    Thank you for a wonderful dish! The girls learned so much! We will make this again for ourselves.

  2. dough5b6 Michigan joined 1/19 & has 9 comments

    Delicious. Thank you for sharing this wonderful recipe.

    See full size image

  3. sarah.roberts Wales joined 12/18 & has 2 comments

    Maangchi, what size is your yellow Le Creuset pot?

  4. emijblue Pullman, WA joined 12/18 & has 1 comment

    I just had to try this recipe when I saw it. It is quickly becoming one of my favorite winter comfort foods! Thank for sharing your recipe.

    See full size image

  5. Wikkee Australia joined 4/10 & has 4 comments

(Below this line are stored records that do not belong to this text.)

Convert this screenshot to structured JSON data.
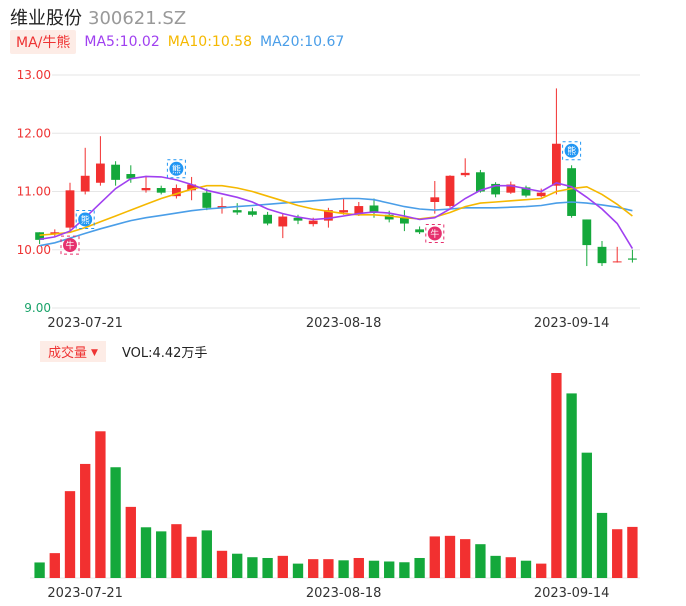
{
  "header": {
    "name": "维业股份",
    "code": "300621.SZ"
  },
  "ma_legend": {
    "toggle_label": "MA/牛熊",
    "ma5_label": "MA5:10.02",
    "ma10_label": "MA10:10.58",
    "ma20_label": "MA20:10.67",
    "ma5_color": "#a040f0",
    "ma10_color": "#f5b800",
    "ma20_color": "#4a9ee8"
  },
  "volume_legend": {
    "toggle_label": "成交量",
    "caret": "▼",
    "vol_label": "VOL:4.42万手"
  },
  "colors": {
    "up": "#f23030",
    "down": "#14a83b",
    "grid": "#e6e6e6",
    "price_tick": "#e33",
    "low_tick": "#1aa36a"
  },
  "markers": {
    "bull": "牛",
    "bear": "熊"
  },
  "chart_data": [
    {
      "type": "candlestick",
      "ylim": [
        9.0,
        13.0
      ],
      "y_ticks": [
        "13.00",
        "12.00",
        "11.00",
        "10.00",
        "9.00"
      ],
      "x_ticks": [
        {
          "index": 3,
          "label": "2023-07-21"
        },
        {
          "index": 20,
          "label": "2023-08-18"
        },
        {
          "index": 35,
          "label": "2023-09-14"
        }
      ],
      "candles": [
        {
          "o": 10.3,
          "c": 10.17,
          "h": 10.3,
          "l": 10.1
        },
        {
          "o": 10.27,
          "c": 10.3,
          "h": 10.35,
          "l": 10.22
        },
        {
          "o": 10.38,
          "c": 11.02,
          "h": 11.15,
          "l": 10.32
        },
        {
          "o": 11.0,
          "c": 11.27,
          "h": 11.75,
          "l": 10.95
        },
        {
          "o": 11.15,
          "c": 11.48,
          "h": 11.95,
          "l": 11.1
        },
        {
          "o": 11.46,
          "c": 11.2,
          "h": 11.52,
          "l": 11.1
        },
        {
          "o": 11.3,
          "c": 11.22,
          "h": 11.45,
          "l": 11.15
        },
        {
          "o": 11.02,
          "c": 11.06,
          "h": 11.27,
          "l": 10.98
        },
        {
          "o": 11.06,
          "c": 10.98,
          "h": 11.1,
          "l": 10.95
        },
        {
          "o": 10.92,
          "c": 11.06,
          "h": 11.12,
          "l": 10.88
        },
        {
          "o": 11.02,
          "c": 11.12,
          "h": 11.25,
          "l": 10.85
        },
        {
          "o": 10.98,
          "c": 10.72,
          "h": 11.05,
          "l": 10.68
        },
        {
          "o": 10.72,
          "c": 10.75,
          "h": 10.9,
          "l": 10.62
        },
        {
          "o": 10.68,
          "c": 10.64,
          "h": 10.8,
          "l": 10.6
        },
        {
          "o": 10.66,
          "c": 10.6,
          "h": 10.72,
          "l": 10.57
        },
        {
          "o": 10.6,
          "c": 10.45,
          "h": 10.65,
          "l": 10.42
        },
        {
          "o": 10.4,
          "c": 10.57,
          "h": 10.62,
          "l": 10.2
        },
        {
          "o": 10.55,
          "c": 10.5,
          "h": 10.6,
          "l": 10.44
        },
        {
          "o": 10.44,
          "c": 10.5,
          "h": 10.55,
          "l": 10.4
        },
        {
          "o": 10.5,
          "c": 10.68,
          "h": 10.72,
          "l": 10.38
        },
        {
          "o": 10.64,
          "c": 10.68,
          "h": 10.88,
          "l": 10.6
        },
        {
          "o": 10.62,
          "c": 10.75,
          "h": 10.82,
          "l": 10.58
        },
        {
          "o": 10.76,
          "c": 10.63,
          "h": 10.88,
          "l": 10.55
        },
        {
          "o": 10.6,
          "c": 10.52,
          "h": 10.67,
          "l": 10.47
        },
        {
          "o": 10.55,
          "c": 10.45,
          "h": 10.68,
          "l": 10.32
        },
        {
          "o": 10.35,
          "c": 10.3,
          "h": 10.4,
          "l": 10.27
        },
        {
          "o": 10.82,
          "c": 10.9,
          "h": 11.18,
          "l": 10.62
        },
        {
          "o": 10.75,
          "c": 11.27,
          "h": 11.28,
          "l": 10.72
        },
        {
          "o": 11.28,
          "c": 11.32,
          "h": 11.57,
          "l": 11.25
        },
        {
          "o": 11.33,
          "c": 11.0,
          "h": 11.37,
          "l": 10.98
        },
        {
          "o": 11.13,
          "c": 10.95,
          "h": 11.16,
          "l": 10.9
        },
        {
          "o": 10.98,
          "c": 11.12,
          "h": 11.17,
          "l": 10.96
        },
        {
          "o": 11.07,
          "c": 10.93,
          "h": 11.1,
          "l": 10.9
        },
        {
          "o": 10.92,
          "c": 10.98,
          "h": 11.05,
          "l": 10.9
        },
        {
          "o": 11.1,
          "c": 11.82,
          "h": 12.77,
          "l": 10.95
        },
        {
          "o": 11.4,
          "c": 10.58,
          "h": 11.45,
          "l": 10.55
        },
        {
          "o": 10.52,
          "c": 10.08,
          "h": 10.52,
          "l": 9.72
        },
        {
          "o": 10.05,
          "c": 9.77,
          "h": 10.15,
          "l": 9.72
        },
        {
          "o": 9.8,
          "c": 9.8,
          "h": 10.05,
          "l": 9.78
        },
        {
          "o": 9.85,
          "c": 9.83,
          "h": 10.0,
          "l": 9.78
        }
      ],
      "ma5": [
        10.18,
        10.22,
        10.32,
        10.55,
        10.8,
        11.05,
        11.22,
        11.26,
        11.25,
        11.2,
        11.12,
        11.02,
        10.96,
        10.9,
        10.82,
        10.7,
        10.62,
        10.56,
        10.52,
        10.54,
        10.58,
        10.62,
        10.65,
        10.63,
        10.58,
        10.52,
        10.55,
        10.7,
        10.88,
        11.02,
        11.1,
        11.1,
        11.05,
        11.0,
        11.15,
        11.08,
        10.9,
        10.7,
        10.45,
        10.02
      ],
      "ma10": [
        10.25,
        10.27,
        10.3,
        10.38,
        10.48,
        10.58,
        10.68,
        10.78,
        10.88,
        10.96,
        11.04,
        11.1,
        11.1,
        11.06,
        11.0,
        10.92,
        10.84,
        10.76,
        10.7,
        10.66,
        10.62,
        10.6,
        10.6,
        10.58,
        10.55,
        10.53,
        10.56,
        10.64,
        10.74,
        10.8,
        10.82,
        10.84,
        10.86,
        10.88,
        11.0,
        11.05,
        11.08,
        10.95,
        10.78,
        10.58
      ],
      "ma20": [
        10.07,
        10.12,
        10.2,
        10.28,
        10.36,
        10.43,
        10.5,
        10.55,
        10.59,
        10.63,
        10.67,
        10.7,
        10.72,
        10.74,
        10.76,
        10.78,
        10.8,
        10.82,
        10.84,
        10.86,
        10.88,
        10.88,
        10.86,
        10.8,
        10.74,
        10.7,
        10.68,
        10.7,
        10.72,
        10.72,
        10.72,
        10.73,
        10.74,
        10.76,
        10.8,
        10.82,
        10.8,
        10.77,
        10.73,
        10.67
      ]
    },
    {
      "type": "bar",
      "title": "成交量",
      "x_ticks": [
        {
          "index": 3,
          "label": "2023-07-21"
        },
        {
          "index": 20,
          "label": "2023-08-18"
        },
        {
          "index": 35,
          "label": "2023-09-14"
        }
      ],
      "values": [
        0.8,
        1.28,
        4.47,
        5.87,
        7.55,
        5.7,
        3.66,
        2.61,
        2.4,
        2.77,
        2.12,
        2.45,
        1.4,
        1.25,
        1.07,
        1.03,
        1.14,
        0.74,
        0.97,
        0.97,
        0.91,
        1.03,
        0.89,
        0.85,
        0.81,
        1.03,
        2.14,
        2.17,
        2.0,
        1.74,
        1.14,
        1.07,
        0.89,
        0.74,
        10.55,
        9.5,
        6.45,
        3.35,
        2.51,
        2.63
      ],
      "directions": [
        "down",
        "up",
        "up",
        "up",
        "up",
        "down",
        "up",
        "down",
        "down",
        "up",
        "up",
        "down",
        "up",
        "down",
        "down",
        "down",
        "up",
        "down",
        "up",
        "up",
        "down",
        "up",
        "down",
        "down",
        "down",
        "down",
        "up",
        "up",
        "up",
        "down",
        "down",
        "up",
        "down",
        "up",
        "up",
        "down",
        "down",
        "down",
        "up",
        "up"
      ]
    }
  ]
}
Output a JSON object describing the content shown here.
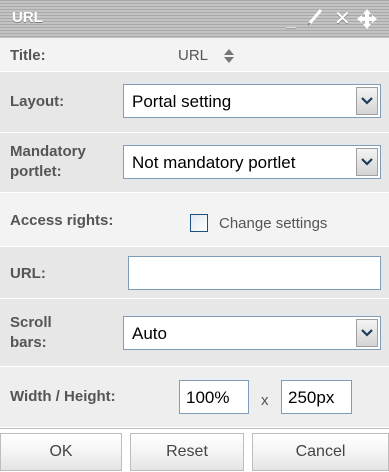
{
  "window": {
    "title": "URL",
    "controls": {
      "minimize": "_",
      "edit_icon": "pencil-icon",
      "close": "✕",
      "move_icon": "move-icon"
    }
  },
  "fields": {
    "title": {
      "label": "Title:",
      "value": "URL",
      "sort_icon": "updown-arrow-icon"
    },
    "layout": {
      "label": "Layout:",
      "selected": "Portal setting"
    },
    "mandatory": {
      "label_line1": "Mandatory",
      "label_line2": "portlet:",
      "selected": "Not mandatory portlet"
    },
    "access": {
      "label": "Access rights:",
      "checkbox_label": "Change settings",
      "checked": false
    },
    "url": {
      "label": "URL:",
      "value": ""
    },
    "scroll": {
      "label_line1": "Scroll",
      "label_line2": "bars:",
      "selected": "Auto"
    },
    "size": {
      "label": "Width / Height:",
      "width": "100%",
      "separator": "x",
      "height": "250px"
    }
  },
  "buttons": {
    "ok": "OK",
    "reset": "Reset",
    "cancel": "Cancel"
  },
  "colors": {
    "titlebar": "#b5b5b5",
    "label_text": "#555555",
    "input_border": "#7f9db9",
    "row_bg": "#e7e7e7"
  }
}
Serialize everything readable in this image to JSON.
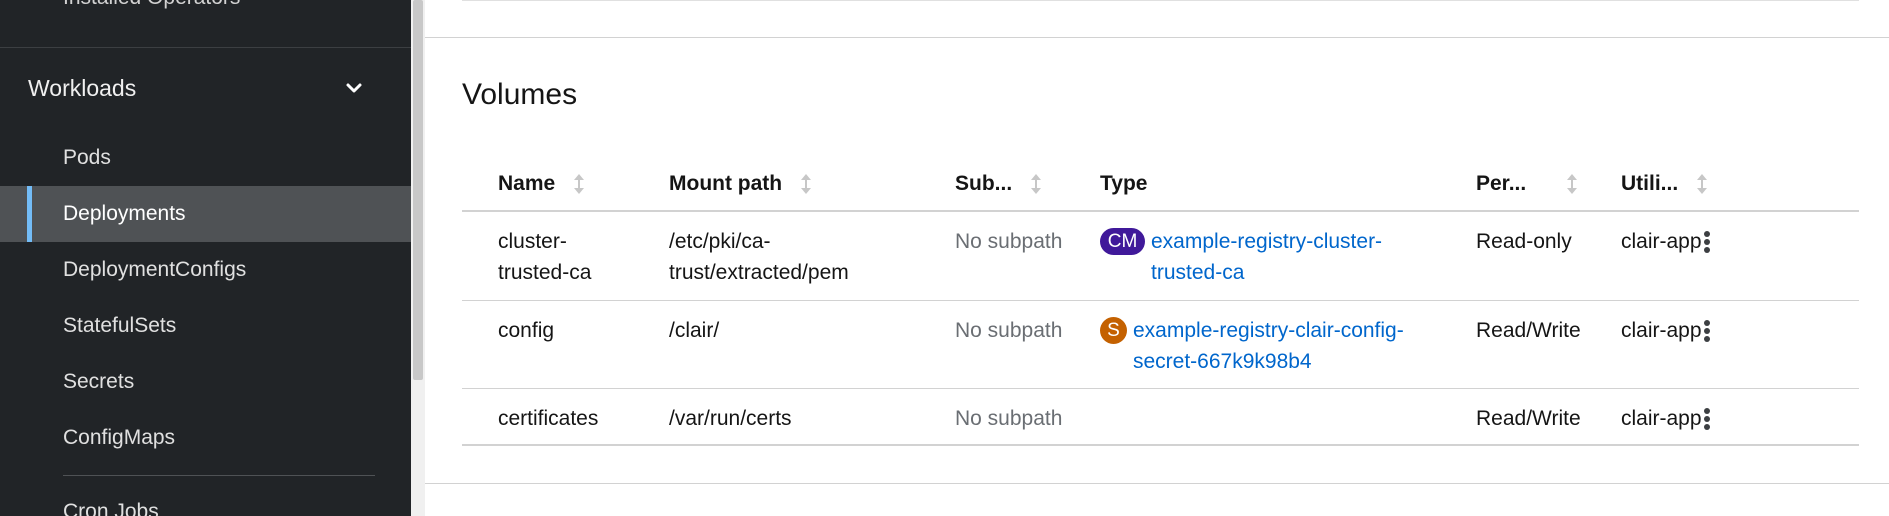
{
  "sidebar": {
    "top_item": "Installed Operators",
    "section": {
      "label": "Workloads",
      "icon": "chevron-down-icon"
    },
    "items": [
      {
        "label": "Pods",
        "active": false
      },
      {
        "label": "Deployments",
        "active": true
      },
      {
        "label": "DeploymentConfigs",
        "active": false
      },
      {
        "label": "StatefulSets",
        "active": false
      },
      {
        "label": "Secrets",
        "active": false
      },
      {
        "label": "ConfigMaps",
        "active": false
      }
    ],
    "bottom_item": "Cron Jobs"
  },
  "volumes": {
    "title": "Volumes",
    "columns": {
      "name": "Name",
      "mount_path": "Mount path",
      "subpath": "Sub...",
      "type": "Type",
      "permissions": "Per...",
      "utilized_by": "Utili..."
    },
    "rows": [
      {
        "name_line1": "cluster-",
        "name_line2": "trusted-ca",
        "mount_line1": "/etc/pki/ca-",
        "mount_line2": "trust/extracted/pem",
        "subpath": "No subpath",
        "type_badge": "CM",
        "type_link_line1": "example-registry-cluster-",
        "type_link_line2": "trusted-ca",
        "permissions": "Read-only",
        "utilized_by": "clair-app"
      },
      {
        "name": "config",
        "mount_path": "/clair/",
        "subpath": "No subpath",
        "type_badge": "S",
        "type_link_line1": "example-registry-clair-config-",
        "type_link_line2": "secret-667k9k98b4",
        "permissions": "Read/Write",
        "utilized_by": "clair-app"
      },
      {
        "name": "certificates",
        "mount_path": "/var/run/certs",
        "subpath": "No subpath",
        "permissions": "Read/Write",
        "utilized_by": "clair-app"
      }
    ]
  },
  "colors": {
    "sidebar_bg": "#212427",
    "active_bg": "#4f5255",
    "active_indicator": "#73bcf7",
    "link": "#0066cc",
    "badge_cm": "#40199a",
    "badge_s": "#c46100"
  }
}
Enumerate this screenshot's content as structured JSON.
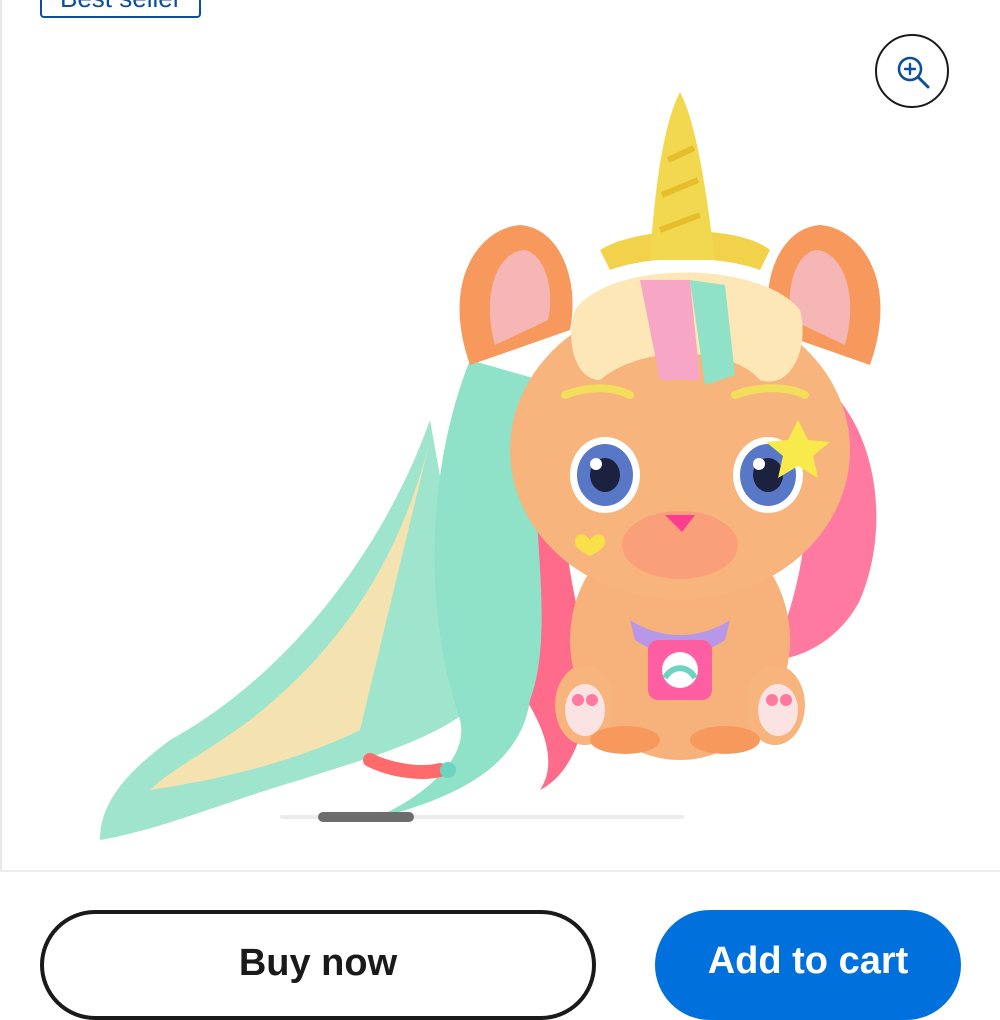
{
  "badge": {
    "label": "Best seller"
  },
  "gallery": {
    "image_alt": "Unicorn kitty toy with rainbow hair",
    "zoom_icon": "zoom-in-icon"
  },
  "actions": {
    "buy_now_label": "Buy now",
    "add_to_cart_label": "Add to cart"
  },
  "colors": {
    "accent": "#0071dc",
    "badge": "#0b4f9c",
    "text": "#1a1a1a"
  }
}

    Hi Maangchi :)
    I saw this video and it looked amazing and I really wanted to make it! Unfortunately I had no kimchi, or soy beans, or meat in the fridge! But I was also too lazy to go out and buy it as it is quite far to go to get kimchifrom where I live. I remembered you had emergency kimchi recipe and luckily I had cabbages left in the fridge so I made your delicious emergency kimchi for the soup! Hahaha. Then I replaced. The soy beans with a tin of cannellini beans..I figured they are both white so why not..and just as luck would have it, I remembered I had pork sausages in the freezer from the week before! So I was able to make your delicious soup! It’s a bit different but it was super yummy and my husband ate so much rice with the soup slurping it all up to the very last drop. Thank you for another great cosy recipe!

More comments to read! Jump to page: 1 2 3

Leave a Reply

You must create a profile and be logged in to post a comment.